As mentioned at the beginning of this post, lanolin comes in many different forms, such as pure solid lanolin, pre-prepared lanolin emulsion, and lanolin spray.
How do you decide which one to buy?
If you don’t mind preparing a lanolin emulsion by yourself, choose pure solid lanolin. The whole process will remind you of a simple science project.
You’ll be able to use it for your skin if you want since lanolin is widely used in the cosmetic industry as an emollient that helps your skin retain moisture.
If you know you’ll only need lanolin to lanolize wool and want the foolproof solution to lanolizing, you can buy a pre-prepared lanolin emulsion. After my initial failure to lanolize wool with pure solid lanolin, I purchased a lanolin emulsion, and it worked great. There’s very little you could do wrong and not get the expected result.
Lanolin sprays (link to Etsy store) are an excellent solution when you don’t have the time for washing and lanolizing wool covers but you’re starting to notice smells which usually means that lanolin is beginning to wear off your wool covers. Lanolin sprays are a temporary solution until you find time to wash and lanolize your wool covers properly.
What Else You Need to Lanolize Wool Covers Successfully
Lanolin, on its own, won’t be enough to lanolize your wool covers effectively.
Since lanolin is a wax containing many different types of fats, it isn’t water-soluble.
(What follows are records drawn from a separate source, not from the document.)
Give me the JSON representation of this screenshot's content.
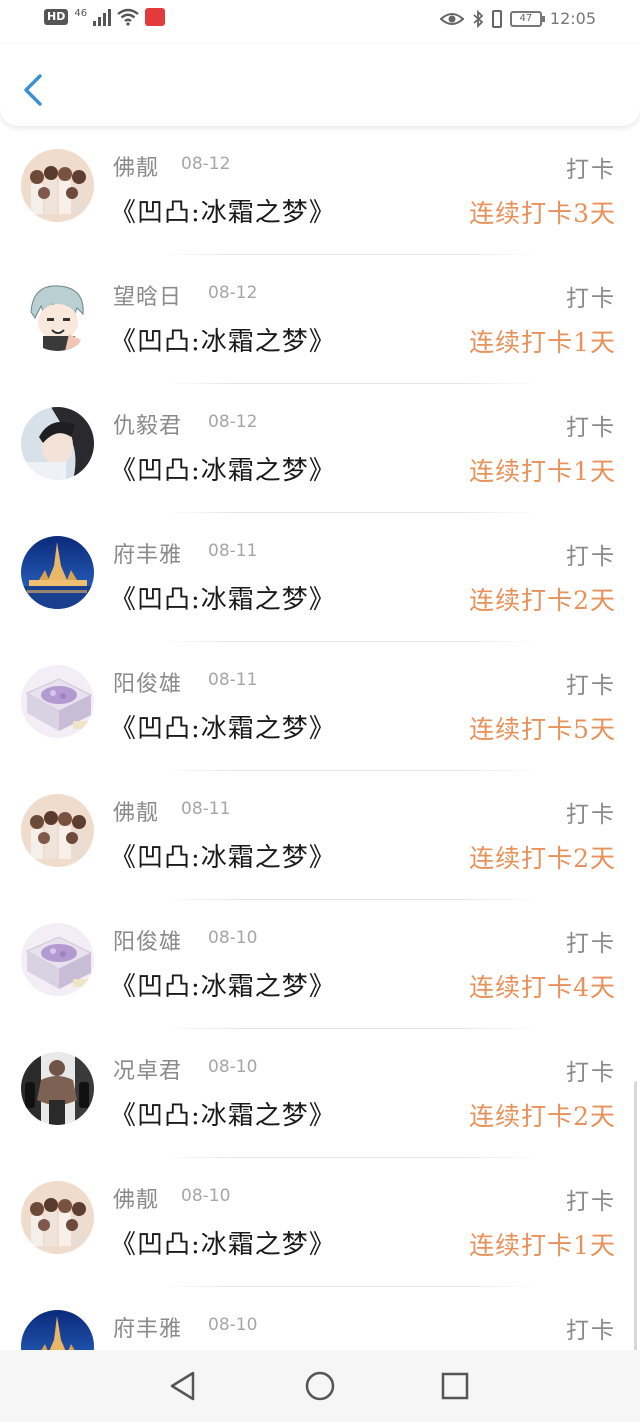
{
  "status_bar": {
    "hd": "HD",
    "network": "46",
    "battery": "47",
    "time": "12:05"
  },
  "header": {
    "back_icon": "chevron-left-icon",
    "accent_color": "#3a8fd6"
  },
  "feed": {
    "items": [
      {
        "user": "佛靓",
        "date": "08-12",
        "book": "《凹凸:冰霜之梦》",
        "action": "打卡",
        "streak": "连续打卡3天",
        "avatar": "group-photo"
      },
      {
        "user": "望晗日",
        "date": "08-12",
        "book": "《凹凸:冰霜之梦》",
        "action": "打卡",
        "streak": "连续打卡1天",
        "avatar": "anime-character"
      },
      {
        "user": "仇毅君",
        "date": "08-12",
        "book": "《凹凸:冰霜之梦》",
        "action": "打卡",
        "streak": "连续打卡1天",
        "avatar": "portrait-photo"
      },
      {
        "user": "府丰雅",
        "date": "08-11",
        "book": "《凹凸:冰霜之梦》",
        "action": "打卡",
        "streak": "连续打卡2天",
        "avatar": "temple-night"
      },
      {
        "user": "阳俊雄",
        "date": "08-11",
        "book": "《凹凸:冰霜之梦》",
        "action": "打卡",
        "streak": "连续打卡5天",
        "avatar": "lavender-box"
      },
      {
        "user": "佛靓",
        "date": "08-11",
        "book": "《凹凸:冰霜之梦》",
        "action": "打卡",
        "streak": "连续打卡2天",
        "avatar": "group-photo"
      },
      {
        "user": "阳俊雄",
        "date": "08-10",
        "book": "《凹凸:冰霜之梦》",
        "action": "打卡",
        "streak": "连续打卡4天",
        "avatar": "lavender-box"
      },
      {
        "user": "况卓君",
        "date": "08-10",
        "book": "《凹凸:冰霜之梦》",
        "action": "打卡",
        "streak": "连续打卡2天",
        "avatar": "bodybuilder"
      },
      {
        "user": "佛靓",
        "date": "08-10",
        "book": "《凹凸:冰霜之梦》",
        "action": "打卡",
        "streak": "连续打卡1天",
        "avatar": "group-photo"
      },
      {
        "user": "府丰雅",
        "date": "08-10",
        "book": "",
        "action": "打卡",
        "streak": "",
        "avatar": "temple-night"
      }
    ],
    "streak_color": "#e8915a"
  },
  "nav": {
    "back_icon": "triangle-back-icon",
    "home_icon": "circle-home-icon",
    "recents_icon": "square-recents-icon"
  }
}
That is why you must create an emulsion first to be sure all the lanolin is properly emulsified so your wool covers will be lanolized evenly.
Not emulsifying lanolin entirely before lanolizing the covers is a common beginner mistake (that I also made), so don’t skip this post where I talk about how to prevent lanolin spots on your wool covers after lanolizing them.
So what additional items will you need if you’re lanolizing with pure solid lanolin?
You’ll need a few drops of an emulsifier (for example, baby shampoo or wool detergent) or emulsifying cubes (link to store). Either of the two will help emulsify lanolin, so you’ll end up with that homogenous-looking milky emulsion you need.
If you choose a pre-prepared lanolin emulsion, you don’t need to add any additional emulsifiers.
Nothing else is needed in terms of special ingredients; you only need to find a container where you’ll lanolize the covers. The container can be a mason jar, a kitchen pot, or something else. I usually use a kitchen pot and place a plate on top to ensure the covers are entirely submerged in the lanolin bath.
I created a comprehensive step-by-step guide to lanolizing wool covers in this post, so check it out!